ICD-10-CM Code P59.29

Neonatal jaundice from other hepatocellular damage

Version 2020 Billable Code

Valid for Submission

P59.29 is a billable code used to specify a medical diagnosis of neonatal jaundice from other hepatocellular damage. The code is valid for the year 2020 for the submission of HIPAA-covered transactions. The ICD-10-CM code P59.29 might also be used to specify conditions or terms like hepatocellular jaundice, infectious neonatal hepatitis, inflammatory disease of liver, neonatal hepatitis, perinatal disorders of liver and/or biliary system, perinatal hepatitis, etc

ICD-10:P59.29
Short Description:Neonatal jaundice from other hepatocellular damage
Long Description:Neonatal jaundice from other hepatocellular damage

Tabular List of Diseases and Injuries

The Tabular List of Diseases and Injuries is a list of ICD-10 codes, organized "head to toe" into chapters and sections with guidance for inclusions, exclusions, descriptions and more. The following references are applicable to the code P59.29:

Inclusion Terms

Inclusion Terms
These terms are the conditions for which that code is to be used. The terms may be synonyms of the code title, or, in the case of "other specified" codes, the terms are a list of the various conditions assigned to that code. The inclusion terms are not necessarily exhaustive. Additional terms found only in the Alphabetic Index may also be assigned to a code.
  • Neonatal giant cell hepatitis
  • Neonatal (idiopathic) hepatitis

Index to Diseases and Injuries

The Index to Diseases and Injuries is an alphabetical listing of medical terms, with each term mapped to one or more ICD-10 code(s). The following references for the code P59.29 are found in the index:


Synonyms

The following clinical terms are approximate synonyms or lay terms that might be used to identify the correct diagnosis code:

  • Hepatocellular jaundice
  • Infectious neonatal hepatitis
  • Inflammatory disease of liver
  • Neonatal hepatitis
  • Perinatal disorders of liver and/or biliary system
  • Perinatal hepatitis
  • Perinatal jaundice due to fetal OR neonatal hepatitis
  • Perinatal jaundice due to hepatocellular damage

Convert P59.29 to ICD-9

  • 774.4 - Fetal/neonatal hepatitis (Approximate Flag)

Code Classification

  • Certain conditions originating in the perinatal period (P00–P96)
    • Hemorrhagic and hematological disorders of newborn (P50-P61)
      • Neonatal jaundice from other and unspecified causes (P59)

Code History

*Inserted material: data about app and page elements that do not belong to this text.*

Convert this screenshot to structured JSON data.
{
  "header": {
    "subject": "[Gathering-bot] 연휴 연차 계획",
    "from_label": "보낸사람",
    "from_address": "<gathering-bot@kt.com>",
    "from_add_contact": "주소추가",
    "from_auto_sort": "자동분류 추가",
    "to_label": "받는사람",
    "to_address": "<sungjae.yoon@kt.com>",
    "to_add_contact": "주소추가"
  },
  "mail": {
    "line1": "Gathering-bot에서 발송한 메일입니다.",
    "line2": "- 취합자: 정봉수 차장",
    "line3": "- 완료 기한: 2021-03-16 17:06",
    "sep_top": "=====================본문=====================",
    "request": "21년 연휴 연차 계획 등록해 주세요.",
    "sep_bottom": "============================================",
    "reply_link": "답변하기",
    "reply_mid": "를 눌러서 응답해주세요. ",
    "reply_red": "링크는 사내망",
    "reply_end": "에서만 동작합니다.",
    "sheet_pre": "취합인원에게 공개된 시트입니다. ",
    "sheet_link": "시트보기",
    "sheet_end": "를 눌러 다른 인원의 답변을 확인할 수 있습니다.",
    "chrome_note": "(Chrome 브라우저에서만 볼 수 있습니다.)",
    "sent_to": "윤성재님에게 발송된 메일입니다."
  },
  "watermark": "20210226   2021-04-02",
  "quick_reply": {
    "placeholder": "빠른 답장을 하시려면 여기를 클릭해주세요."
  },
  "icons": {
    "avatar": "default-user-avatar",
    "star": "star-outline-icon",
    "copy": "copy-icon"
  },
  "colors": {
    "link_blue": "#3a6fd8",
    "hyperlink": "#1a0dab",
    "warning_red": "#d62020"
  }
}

  • FY 2016 - New Code, effective from 10/1/2015 through 9/30/2016
    (First year ICD-10-CM implemented into the HIPAA code set)
  • FY 2017 - No Change, effective from 10/1/2016 through 9/30/2017
  • FY 2018 - No Change, effective from 10/1/2017 through 9/30/2018
  • FY 2019 - No Change, effective from 10/1/2018 through 9/30/2019
  • FY 2020 - No Change, effective from 10/1/2019 through 9/30/2020

Information for Patients


Jaundice

Jaundice causes your skin and the whites of your eyes to turn yellow. Too much bilirubin causes jaundice. Bilirubin is a yellow chemical in hemoglobin, the substance that carries oxygen in your red blood cells. As red blood cells break down, your body builds new cells to replace them. The old ones are processed by the liver. If the liver cannot handle the blood cells as they break down, bilirubin builds up in the body and your skin may look yellow.

Many healthy babies have some jaundice during the first week of life. It usually goes away. However, jaundice can happen at any age and may be a sign of a problem. Jaundice can happen for many reasons, such as

  • Blood diseases
  • Genetic syndromes
  • Liver diseases, such as hepatitis or cirrhosis
  • Blockage of bile ducts
  • Infections
  • Medicines

[Learn More]